Separately, Laird + Partners, the creative agency that, since 2002, has created several major campaigns for Gap brand including spring 2010 and is working on the store’s black pants campaign hitting in August, might play a bigger role in the corporation’s efforts to revive the image. One possibility is for the holiday campaign. “We have not announced our holiday plans yet,” said the spokeswoman. “We have a long-standing relationship with Laird + Partners and we work with a roster of agencies, depending on the project. We don’t rely on any one agency of record.”
“I really can’t comment,” said Trey Laird, chief executive officer and creative officer of Laird + Partners, who formerly worked at Peter Arnell and Donna Karan. Since 2002, Laird + Partners has created several campaigns for Gap including the Audrey Hepburn fall 2006 campaign, the Red campaign to help fight AIDS in Africa in 2006, Your Own Gap in fall 2008 and Classics Redefined in 2007. Gap campaigns have been celebrity-centric, filled with personalities from sports, Hollywood, television and music. Last year’s holiday campaign for Gap brand was created in partnership with Crispin Porter + Bogusky, which also created the quirky SuperModelquins campaign for the Old Navy division, considered successful.

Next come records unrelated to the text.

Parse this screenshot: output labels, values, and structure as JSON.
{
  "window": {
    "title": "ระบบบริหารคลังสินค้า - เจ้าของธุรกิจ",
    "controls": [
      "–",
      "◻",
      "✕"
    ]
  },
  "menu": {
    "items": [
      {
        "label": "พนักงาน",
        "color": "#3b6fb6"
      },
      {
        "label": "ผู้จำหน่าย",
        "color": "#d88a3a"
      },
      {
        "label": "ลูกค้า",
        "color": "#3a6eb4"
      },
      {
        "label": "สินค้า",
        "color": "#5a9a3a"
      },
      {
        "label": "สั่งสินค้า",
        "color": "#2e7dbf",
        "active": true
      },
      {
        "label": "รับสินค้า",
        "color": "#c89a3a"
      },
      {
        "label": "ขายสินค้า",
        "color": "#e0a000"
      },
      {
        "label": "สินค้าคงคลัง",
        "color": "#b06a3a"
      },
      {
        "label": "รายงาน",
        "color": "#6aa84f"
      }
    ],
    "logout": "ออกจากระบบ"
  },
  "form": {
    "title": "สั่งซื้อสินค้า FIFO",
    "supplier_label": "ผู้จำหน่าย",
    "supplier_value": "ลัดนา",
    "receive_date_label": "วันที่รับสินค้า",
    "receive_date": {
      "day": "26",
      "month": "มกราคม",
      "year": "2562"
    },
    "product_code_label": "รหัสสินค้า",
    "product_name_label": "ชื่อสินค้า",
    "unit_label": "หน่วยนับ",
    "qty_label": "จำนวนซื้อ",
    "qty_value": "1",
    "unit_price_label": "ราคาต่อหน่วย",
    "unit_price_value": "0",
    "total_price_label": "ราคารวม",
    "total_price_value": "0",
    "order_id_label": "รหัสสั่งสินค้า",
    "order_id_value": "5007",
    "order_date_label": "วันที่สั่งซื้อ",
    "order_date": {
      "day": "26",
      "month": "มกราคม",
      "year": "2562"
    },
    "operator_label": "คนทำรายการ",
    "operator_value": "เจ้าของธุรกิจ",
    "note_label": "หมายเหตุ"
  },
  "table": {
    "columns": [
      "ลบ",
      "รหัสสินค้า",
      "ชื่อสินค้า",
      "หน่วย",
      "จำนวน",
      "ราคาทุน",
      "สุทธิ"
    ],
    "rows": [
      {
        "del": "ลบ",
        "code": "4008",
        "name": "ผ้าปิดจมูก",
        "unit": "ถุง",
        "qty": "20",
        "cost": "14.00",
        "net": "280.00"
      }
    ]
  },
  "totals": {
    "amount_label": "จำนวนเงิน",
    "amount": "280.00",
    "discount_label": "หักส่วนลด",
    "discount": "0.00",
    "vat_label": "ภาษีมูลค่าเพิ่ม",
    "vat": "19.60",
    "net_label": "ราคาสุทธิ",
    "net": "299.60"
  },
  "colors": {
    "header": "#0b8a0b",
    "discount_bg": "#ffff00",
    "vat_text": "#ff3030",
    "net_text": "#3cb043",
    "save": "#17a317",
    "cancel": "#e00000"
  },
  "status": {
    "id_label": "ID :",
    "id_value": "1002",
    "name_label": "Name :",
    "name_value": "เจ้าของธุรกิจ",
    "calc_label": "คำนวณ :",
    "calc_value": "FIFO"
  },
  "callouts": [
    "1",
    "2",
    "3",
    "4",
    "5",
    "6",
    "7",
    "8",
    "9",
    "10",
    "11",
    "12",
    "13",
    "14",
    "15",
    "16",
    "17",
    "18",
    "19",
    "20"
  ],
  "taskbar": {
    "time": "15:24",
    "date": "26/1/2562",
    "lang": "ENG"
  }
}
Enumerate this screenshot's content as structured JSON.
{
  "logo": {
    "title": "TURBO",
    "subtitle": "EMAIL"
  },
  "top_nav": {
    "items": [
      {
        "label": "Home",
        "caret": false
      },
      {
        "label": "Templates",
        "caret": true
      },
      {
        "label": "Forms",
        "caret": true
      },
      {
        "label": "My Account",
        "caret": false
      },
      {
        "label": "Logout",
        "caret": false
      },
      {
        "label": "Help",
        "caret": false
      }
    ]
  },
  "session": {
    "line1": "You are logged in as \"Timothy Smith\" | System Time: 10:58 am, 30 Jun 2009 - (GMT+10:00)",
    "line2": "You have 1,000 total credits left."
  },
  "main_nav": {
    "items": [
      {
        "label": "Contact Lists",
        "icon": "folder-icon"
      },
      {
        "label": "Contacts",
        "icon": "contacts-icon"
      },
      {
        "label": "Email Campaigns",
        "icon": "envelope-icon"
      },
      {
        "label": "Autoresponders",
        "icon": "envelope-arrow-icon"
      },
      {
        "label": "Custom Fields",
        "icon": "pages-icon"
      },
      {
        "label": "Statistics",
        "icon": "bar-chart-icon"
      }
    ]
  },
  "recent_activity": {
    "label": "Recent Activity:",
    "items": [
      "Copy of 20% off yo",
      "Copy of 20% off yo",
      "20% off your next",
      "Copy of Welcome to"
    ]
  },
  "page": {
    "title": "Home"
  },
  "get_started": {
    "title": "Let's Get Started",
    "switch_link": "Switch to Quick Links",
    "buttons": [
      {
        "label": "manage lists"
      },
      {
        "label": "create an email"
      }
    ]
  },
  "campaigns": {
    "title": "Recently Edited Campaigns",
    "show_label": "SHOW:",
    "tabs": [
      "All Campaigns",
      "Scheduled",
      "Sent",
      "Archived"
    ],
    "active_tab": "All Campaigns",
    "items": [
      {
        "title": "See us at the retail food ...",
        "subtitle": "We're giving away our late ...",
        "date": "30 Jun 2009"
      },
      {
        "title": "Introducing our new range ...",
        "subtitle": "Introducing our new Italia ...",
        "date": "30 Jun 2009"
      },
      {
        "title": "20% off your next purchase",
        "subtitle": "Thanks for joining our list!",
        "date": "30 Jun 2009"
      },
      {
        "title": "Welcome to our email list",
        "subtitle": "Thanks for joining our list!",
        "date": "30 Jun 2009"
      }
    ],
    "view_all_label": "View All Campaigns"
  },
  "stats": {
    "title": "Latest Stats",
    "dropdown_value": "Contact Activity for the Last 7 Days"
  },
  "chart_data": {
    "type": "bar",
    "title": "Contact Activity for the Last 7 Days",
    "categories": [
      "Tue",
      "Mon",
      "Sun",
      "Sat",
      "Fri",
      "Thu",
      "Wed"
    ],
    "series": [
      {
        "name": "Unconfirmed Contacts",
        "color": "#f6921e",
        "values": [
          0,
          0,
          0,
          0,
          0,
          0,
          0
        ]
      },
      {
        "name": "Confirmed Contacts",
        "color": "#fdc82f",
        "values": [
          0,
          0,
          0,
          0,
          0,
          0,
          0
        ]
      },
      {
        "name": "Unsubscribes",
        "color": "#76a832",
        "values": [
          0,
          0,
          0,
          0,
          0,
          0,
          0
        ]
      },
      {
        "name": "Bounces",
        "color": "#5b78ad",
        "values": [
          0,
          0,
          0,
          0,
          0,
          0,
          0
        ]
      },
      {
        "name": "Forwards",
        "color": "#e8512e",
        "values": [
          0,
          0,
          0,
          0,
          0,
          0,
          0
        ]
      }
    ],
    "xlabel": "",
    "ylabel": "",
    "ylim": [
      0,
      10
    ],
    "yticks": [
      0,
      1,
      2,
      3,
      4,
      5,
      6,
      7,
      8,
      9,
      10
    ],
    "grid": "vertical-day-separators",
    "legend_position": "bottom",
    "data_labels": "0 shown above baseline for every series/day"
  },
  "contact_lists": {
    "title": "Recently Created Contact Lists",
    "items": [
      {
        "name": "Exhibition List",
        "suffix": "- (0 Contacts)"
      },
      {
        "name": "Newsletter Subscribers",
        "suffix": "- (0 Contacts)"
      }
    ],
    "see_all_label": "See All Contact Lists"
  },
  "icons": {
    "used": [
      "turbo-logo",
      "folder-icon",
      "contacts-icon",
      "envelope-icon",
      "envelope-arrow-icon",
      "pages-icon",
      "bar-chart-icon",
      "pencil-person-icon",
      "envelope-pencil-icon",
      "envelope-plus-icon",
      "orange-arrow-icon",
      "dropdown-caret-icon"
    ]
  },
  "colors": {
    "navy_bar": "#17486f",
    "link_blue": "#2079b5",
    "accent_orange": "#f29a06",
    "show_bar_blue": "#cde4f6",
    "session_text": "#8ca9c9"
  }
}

Gap has been showing some stronger financials and more appealing denim assortments built around its 1969 premium jeans strategy, but lacks vitality in other categories and continues to struggle to recapture market share. Still, management has been gaining confidence in the product and has expressed a willingness to ramp up the marketing. Last month, comparable-store sales at Gap North America were down 3 percent. In May, Gap North America’s sales were down 2 percent, but in April they rose 2 percent.